"We recognise the threat Ebola poses to women, children and men across Nigeria, we are committed to the collaboration with the government to prevent its spread.
"We solicit the support and commitment of religious leaders to ensure that every person is reached with the correct information about this virus," he said.
The South-East Zonal Coordinator of WHO, Dr Rosemary Onyibe, said the organisation would also take the sensitisation to the grassroots.
"We all should put hands together to fight the virus. We will also sensitise health workers on preventive measures," she said.
In his address, the Enugu State Commissioner for Health, Dr George Eze, called for prayers from the religious leaders to assist the fight against the virus.
He said the state government was planning a designated centre for Ebola victims in the state.
"We urge you to disseminate this information to your audience because we know they believe and respect you more.
"As leaders and custodians of our faith, we urge you to offer prayers and assist in the fight against this virus," the commissioner said.
In a lecture, Dr Arthur Idoko, a Consultant Physician at the Department of Community Medicine, University of Nigeria Teaching Hospital, Enugu, said there was no licensed vaccine for the treatment of Ebola virus infection.
He urged the people to handle animals with gloves and other protective gears to reduce the spread of the virus.
Idoko advised that people maintain adequate sanitation with the use of soap and bleach as preventive measures.
"We must cook animal products, like blood and meat, thoroughly before consumption," Idoko said.
Some of the participants in the meeting said they had been better sensitised on the causes and preventions of the infection.
Rev. Arinze Egemba of the Anglican Church, called on both the federal and state governments to be proactive in tackling issues relating to the spread of the virus.
"We are better enlightened on this issue of Ebola because the way the foreign media are presenting it depicts propaganda but today, they gave us the true picture different from what we thought.

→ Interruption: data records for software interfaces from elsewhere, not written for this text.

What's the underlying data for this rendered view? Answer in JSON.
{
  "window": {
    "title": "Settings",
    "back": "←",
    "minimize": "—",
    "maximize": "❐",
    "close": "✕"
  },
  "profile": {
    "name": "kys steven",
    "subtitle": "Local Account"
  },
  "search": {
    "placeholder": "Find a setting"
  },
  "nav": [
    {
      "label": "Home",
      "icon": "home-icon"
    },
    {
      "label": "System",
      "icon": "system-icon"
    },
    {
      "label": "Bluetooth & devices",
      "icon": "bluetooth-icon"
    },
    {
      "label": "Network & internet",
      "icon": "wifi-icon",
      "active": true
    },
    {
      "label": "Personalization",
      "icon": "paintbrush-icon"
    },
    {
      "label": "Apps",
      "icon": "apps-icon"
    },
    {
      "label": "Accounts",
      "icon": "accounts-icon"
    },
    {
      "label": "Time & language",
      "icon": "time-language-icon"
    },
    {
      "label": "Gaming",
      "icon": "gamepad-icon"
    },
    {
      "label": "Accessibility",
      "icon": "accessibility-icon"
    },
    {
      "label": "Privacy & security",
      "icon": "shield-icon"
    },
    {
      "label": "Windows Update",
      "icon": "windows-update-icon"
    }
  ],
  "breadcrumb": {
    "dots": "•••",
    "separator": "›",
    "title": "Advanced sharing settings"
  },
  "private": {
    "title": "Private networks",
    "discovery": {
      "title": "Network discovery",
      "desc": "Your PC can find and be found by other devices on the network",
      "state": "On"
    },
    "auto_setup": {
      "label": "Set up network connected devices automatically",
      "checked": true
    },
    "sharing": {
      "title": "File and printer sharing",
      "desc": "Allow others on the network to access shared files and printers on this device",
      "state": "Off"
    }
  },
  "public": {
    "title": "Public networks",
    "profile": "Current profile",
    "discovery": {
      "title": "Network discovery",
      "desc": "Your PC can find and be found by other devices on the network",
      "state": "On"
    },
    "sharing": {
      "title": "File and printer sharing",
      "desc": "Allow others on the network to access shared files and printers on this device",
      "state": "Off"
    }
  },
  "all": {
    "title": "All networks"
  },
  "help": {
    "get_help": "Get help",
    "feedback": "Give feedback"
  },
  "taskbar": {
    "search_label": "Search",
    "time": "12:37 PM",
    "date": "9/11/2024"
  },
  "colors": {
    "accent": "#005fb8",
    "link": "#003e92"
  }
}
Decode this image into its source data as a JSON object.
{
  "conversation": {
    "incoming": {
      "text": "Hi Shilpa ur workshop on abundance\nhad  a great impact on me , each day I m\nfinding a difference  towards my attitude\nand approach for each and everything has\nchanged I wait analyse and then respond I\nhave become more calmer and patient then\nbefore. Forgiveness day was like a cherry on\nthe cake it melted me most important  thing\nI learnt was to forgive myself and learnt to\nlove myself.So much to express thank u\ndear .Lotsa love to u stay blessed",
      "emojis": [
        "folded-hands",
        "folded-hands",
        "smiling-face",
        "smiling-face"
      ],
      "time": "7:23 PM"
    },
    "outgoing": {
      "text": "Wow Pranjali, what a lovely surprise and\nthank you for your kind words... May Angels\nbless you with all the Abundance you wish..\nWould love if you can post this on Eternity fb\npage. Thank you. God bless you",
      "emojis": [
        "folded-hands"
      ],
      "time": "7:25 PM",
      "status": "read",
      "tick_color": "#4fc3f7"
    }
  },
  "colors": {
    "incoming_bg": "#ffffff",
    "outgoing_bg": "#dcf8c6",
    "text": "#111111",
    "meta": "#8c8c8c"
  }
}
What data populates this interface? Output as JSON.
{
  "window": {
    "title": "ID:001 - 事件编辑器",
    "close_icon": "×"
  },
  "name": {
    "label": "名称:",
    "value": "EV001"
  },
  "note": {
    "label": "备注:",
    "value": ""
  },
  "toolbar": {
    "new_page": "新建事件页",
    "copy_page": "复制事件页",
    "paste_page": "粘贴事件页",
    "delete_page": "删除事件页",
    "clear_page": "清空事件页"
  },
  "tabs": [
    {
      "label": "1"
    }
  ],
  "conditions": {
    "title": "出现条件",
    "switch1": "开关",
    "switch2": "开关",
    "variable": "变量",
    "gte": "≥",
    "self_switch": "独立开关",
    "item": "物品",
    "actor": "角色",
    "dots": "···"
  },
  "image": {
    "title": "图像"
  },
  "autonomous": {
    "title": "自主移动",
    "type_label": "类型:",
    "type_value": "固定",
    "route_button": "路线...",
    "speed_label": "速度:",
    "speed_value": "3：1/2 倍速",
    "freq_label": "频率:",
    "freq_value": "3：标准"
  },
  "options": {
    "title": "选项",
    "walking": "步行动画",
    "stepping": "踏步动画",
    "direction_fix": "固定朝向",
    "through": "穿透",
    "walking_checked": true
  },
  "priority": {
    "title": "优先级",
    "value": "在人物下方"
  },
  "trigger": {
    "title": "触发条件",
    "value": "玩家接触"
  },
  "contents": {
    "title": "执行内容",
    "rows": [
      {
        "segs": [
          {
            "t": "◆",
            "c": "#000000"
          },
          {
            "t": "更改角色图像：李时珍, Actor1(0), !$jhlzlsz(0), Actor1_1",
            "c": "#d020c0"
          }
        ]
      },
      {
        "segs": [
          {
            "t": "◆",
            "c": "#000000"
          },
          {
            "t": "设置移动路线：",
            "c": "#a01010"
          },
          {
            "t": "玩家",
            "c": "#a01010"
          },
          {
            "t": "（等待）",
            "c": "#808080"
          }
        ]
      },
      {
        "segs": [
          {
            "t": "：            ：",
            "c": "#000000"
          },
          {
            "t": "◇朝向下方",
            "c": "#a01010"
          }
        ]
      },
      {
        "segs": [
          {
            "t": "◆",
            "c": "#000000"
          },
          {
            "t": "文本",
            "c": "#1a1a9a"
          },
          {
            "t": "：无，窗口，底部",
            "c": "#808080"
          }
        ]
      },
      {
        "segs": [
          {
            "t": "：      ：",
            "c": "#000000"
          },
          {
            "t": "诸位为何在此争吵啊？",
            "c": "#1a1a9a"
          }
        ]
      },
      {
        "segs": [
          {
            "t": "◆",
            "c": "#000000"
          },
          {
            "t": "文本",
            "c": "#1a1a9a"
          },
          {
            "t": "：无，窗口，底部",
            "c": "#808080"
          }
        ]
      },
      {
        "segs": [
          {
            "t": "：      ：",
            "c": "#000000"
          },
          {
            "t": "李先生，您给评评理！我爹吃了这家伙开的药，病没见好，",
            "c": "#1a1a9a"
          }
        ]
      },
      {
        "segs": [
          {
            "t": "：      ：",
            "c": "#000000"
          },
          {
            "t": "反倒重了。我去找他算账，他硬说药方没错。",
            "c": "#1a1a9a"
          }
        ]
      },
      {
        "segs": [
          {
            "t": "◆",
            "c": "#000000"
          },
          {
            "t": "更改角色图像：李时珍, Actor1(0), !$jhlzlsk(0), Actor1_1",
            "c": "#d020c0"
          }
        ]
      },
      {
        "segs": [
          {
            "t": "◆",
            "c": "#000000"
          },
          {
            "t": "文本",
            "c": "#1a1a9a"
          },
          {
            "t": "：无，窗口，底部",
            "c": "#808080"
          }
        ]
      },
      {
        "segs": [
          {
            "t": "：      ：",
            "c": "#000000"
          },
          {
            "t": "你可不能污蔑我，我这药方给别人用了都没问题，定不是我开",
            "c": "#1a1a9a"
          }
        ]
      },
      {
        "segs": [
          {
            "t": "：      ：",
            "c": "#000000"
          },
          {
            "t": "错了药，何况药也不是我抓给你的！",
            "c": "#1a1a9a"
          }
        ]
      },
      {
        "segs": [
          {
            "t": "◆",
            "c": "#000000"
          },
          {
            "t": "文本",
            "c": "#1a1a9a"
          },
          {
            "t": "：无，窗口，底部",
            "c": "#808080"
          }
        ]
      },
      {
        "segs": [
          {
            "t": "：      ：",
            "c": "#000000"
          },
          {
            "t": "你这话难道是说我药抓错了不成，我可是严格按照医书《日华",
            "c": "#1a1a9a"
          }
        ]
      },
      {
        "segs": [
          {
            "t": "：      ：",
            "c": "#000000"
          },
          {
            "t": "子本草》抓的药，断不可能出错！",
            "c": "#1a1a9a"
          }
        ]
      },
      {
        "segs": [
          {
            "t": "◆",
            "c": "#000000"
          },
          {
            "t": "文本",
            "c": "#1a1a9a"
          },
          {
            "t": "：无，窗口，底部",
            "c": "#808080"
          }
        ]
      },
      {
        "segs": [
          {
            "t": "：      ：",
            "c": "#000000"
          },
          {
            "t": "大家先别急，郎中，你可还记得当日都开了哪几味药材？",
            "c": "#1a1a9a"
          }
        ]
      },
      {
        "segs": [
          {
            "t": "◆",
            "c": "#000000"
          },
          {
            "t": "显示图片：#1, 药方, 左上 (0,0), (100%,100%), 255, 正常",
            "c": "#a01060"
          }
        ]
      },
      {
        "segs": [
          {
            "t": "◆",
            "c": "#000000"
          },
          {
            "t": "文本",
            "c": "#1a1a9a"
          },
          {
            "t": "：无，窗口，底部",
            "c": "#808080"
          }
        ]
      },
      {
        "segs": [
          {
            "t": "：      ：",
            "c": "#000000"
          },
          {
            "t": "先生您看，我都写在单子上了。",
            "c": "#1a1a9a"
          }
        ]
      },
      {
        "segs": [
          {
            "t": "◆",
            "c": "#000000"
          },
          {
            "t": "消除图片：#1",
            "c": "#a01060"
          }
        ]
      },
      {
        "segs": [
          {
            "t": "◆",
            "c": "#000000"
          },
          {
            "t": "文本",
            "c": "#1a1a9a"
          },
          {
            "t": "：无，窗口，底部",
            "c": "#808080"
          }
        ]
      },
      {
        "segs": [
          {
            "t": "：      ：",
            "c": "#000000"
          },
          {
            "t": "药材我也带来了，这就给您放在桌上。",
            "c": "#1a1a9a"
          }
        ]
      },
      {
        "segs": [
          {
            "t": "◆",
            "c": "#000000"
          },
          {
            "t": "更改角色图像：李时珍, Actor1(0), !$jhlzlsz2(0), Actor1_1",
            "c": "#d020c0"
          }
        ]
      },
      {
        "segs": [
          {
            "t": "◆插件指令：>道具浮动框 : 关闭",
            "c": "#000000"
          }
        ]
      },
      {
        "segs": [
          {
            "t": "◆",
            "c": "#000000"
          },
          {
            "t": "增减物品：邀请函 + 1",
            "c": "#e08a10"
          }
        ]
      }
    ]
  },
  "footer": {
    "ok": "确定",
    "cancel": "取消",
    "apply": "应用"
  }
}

"I know that when I get to the congregation that I pastor, I will correct some erroneous presentations," he said.
Rev. Sr. Maryann Okonkwo called on members of the public to always report suspected cases to relevant authorities.
Leaders from different faith-based organizations were represented at the event. NAN